== Problem ==
For the string "JSON", find every matching line in the records and copy it.

== Raw data ==
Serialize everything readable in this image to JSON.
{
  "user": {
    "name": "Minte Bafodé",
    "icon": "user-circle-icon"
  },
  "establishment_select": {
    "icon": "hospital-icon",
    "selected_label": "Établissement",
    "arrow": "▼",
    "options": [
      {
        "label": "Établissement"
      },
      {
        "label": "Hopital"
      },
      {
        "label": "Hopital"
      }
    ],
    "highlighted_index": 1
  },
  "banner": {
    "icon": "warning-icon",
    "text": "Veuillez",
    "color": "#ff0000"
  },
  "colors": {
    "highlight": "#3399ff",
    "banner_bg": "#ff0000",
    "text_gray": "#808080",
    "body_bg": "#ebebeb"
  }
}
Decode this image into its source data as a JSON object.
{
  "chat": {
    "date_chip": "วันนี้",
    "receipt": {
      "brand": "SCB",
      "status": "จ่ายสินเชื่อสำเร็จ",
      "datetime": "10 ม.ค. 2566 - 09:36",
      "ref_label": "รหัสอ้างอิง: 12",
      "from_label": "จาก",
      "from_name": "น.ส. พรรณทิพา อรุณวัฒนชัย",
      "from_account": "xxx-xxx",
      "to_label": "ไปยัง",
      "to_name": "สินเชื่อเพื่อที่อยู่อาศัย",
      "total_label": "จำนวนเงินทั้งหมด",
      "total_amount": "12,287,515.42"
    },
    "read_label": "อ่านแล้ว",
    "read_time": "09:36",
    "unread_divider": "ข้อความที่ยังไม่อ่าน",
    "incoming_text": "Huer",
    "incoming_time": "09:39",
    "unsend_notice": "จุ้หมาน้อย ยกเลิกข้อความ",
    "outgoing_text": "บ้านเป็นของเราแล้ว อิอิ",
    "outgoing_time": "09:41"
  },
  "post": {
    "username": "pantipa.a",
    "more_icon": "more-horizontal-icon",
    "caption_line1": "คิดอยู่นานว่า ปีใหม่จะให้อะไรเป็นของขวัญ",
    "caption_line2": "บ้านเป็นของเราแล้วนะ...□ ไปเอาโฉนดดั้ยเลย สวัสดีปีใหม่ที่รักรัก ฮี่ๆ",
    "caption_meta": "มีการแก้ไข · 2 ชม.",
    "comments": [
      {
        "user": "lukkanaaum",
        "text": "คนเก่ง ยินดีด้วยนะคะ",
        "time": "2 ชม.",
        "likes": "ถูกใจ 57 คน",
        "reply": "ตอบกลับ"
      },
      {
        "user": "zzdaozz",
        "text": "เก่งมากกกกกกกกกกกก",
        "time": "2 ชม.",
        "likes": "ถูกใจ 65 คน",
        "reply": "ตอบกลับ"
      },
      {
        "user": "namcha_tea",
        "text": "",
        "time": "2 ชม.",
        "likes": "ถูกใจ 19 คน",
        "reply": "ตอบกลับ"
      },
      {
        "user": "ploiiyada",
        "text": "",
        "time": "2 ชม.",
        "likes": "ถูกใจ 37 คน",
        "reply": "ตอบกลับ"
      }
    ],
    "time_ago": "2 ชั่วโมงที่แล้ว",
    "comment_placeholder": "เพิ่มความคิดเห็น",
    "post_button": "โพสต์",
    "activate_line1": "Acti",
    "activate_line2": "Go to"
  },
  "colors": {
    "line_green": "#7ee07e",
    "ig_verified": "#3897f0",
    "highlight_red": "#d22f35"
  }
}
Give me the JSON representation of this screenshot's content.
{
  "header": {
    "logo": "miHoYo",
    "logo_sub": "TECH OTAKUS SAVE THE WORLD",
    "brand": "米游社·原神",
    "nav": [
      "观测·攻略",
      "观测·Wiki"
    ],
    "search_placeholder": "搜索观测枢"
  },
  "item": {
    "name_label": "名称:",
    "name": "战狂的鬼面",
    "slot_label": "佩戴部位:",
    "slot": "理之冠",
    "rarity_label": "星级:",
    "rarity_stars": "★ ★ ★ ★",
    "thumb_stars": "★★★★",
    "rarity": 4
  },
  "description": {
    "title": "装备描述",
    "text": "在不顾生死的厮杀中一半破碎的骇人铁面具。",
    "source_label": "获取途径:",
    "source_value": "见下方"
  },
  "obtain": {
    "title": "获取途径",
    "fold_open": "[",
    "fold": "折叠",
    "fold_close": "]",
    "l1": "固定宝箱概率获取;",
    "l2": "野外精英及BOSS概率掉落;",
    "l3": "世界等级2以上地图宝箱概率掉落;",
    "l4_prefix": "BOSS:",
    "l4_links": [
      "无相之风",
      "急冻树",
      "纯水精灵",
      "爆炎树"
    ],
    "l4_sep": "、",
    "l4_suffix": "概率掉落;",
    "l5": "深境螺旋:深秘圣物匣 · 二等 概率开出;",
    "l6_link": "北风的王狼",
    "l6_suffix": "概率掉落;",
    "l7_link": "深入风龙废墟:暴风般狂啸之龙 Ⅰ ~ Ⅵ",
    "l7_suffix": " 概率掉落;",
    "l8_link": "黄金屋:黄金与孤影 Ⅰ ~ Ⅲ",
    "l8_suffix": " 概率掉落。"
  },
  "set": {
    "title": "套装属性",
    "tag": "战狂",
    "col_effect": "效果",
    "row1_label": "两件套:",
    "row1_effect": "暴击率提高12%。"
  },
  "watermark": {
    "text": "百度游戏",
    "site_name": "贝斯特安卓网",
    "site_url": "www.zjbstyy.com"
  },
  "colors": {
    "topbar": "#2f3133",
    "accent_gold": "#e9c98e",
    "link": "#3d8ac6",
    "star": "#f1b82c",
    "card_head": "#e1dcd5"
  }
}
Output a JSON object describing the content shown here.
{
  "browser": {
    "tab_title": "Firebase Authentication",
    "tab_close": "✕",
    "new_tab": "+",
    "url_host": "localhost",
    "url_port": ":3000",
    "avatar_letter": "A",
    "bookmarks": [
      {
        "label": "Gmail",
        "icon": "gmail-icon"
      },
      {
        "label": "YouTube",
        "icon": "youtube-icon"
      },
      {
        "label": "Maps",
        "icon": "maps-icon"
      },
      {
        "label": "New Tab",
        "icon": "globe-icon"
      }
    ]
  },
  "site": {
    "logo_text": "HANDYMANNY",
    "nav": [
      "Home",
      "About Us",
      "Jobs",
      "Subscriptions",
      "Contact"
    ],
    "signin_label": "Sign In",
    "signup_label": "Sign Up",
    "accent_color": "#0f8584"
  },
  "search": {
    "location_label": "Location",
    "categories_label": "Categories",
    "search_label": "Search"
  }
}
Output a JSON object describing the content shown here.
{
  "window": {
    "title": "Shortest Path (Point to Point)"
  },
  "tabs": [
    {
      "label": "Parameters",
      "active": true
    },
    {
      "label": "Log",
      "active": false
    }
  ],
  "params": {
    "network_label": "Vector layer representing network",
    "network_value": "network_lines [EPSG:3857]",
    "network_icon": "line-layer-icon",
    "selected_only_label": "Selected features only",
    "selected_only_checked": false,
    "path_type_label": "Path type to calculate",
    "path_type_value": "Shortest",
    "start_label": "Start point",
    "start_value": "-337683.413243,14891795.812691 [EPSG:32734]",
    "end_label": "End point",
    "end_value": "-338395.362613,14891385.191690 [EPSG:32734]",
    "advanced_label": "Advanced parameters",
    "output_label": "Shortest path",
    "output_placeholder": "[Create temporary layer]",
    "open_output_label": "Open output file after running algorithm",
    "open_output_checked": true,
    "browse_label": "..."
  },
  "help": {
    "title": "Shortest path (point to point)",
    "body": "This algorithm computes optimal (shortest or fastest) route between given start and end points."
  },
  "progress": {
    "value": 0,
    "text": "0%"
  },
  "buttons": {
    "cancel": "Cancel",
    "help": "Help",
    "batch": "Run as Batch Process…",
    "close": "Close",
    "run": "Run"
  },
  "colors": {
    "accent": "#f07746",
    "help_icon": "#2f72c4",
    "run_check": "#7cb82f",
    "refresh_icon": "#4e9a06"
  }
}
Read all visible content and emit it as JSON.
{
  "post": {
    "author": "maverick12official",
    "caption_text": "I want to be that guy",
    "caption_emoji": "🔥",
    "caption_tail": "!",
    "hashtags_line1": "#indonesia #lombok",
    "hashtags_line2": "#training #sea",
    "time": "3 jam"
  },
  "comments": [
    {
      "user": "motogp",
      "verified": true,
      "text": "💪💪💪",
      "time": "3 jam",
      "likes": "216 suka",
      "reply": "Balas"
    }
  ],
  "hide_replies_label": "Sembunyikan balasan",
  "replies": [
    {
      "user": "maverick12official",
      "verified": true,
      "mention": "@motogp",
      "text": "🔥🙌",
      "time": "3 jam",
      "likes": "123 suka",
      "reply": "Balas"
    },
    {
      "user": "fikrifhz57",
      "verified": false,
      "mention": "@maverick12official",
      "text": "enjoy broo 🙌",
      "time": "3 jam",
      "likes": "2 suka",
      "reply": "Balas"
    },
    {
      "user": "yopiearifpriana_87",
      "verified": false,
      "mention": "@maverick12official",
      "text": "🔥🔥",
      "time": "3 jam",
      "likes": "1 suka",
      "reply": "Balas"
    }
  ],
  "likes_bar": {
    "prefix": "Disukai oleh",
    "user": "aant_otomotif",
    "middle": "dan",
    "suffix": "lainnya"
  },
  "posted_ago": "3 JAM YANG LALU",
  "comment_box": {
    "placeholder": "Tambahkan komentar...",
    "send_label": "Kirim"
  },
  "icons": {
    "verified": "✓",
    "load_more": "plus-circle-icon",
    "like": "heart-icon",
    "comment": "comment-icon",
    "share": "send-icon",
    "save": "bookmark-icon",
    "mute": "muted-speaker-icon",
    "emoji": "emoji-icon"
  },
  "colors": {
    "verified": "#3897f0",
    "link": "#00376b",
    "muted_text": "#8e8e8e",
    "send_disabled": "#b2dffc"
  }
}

== Task result ==
Serialize everything readable in this image to JSON.
Decode this image into its source data as a JSON object.
Give me the JSON representation of this screenshot's content.
Output a JSON object describing the content shown here.
Output a JSON object describing the content shown here.
Read all visible content and emit it as JSON.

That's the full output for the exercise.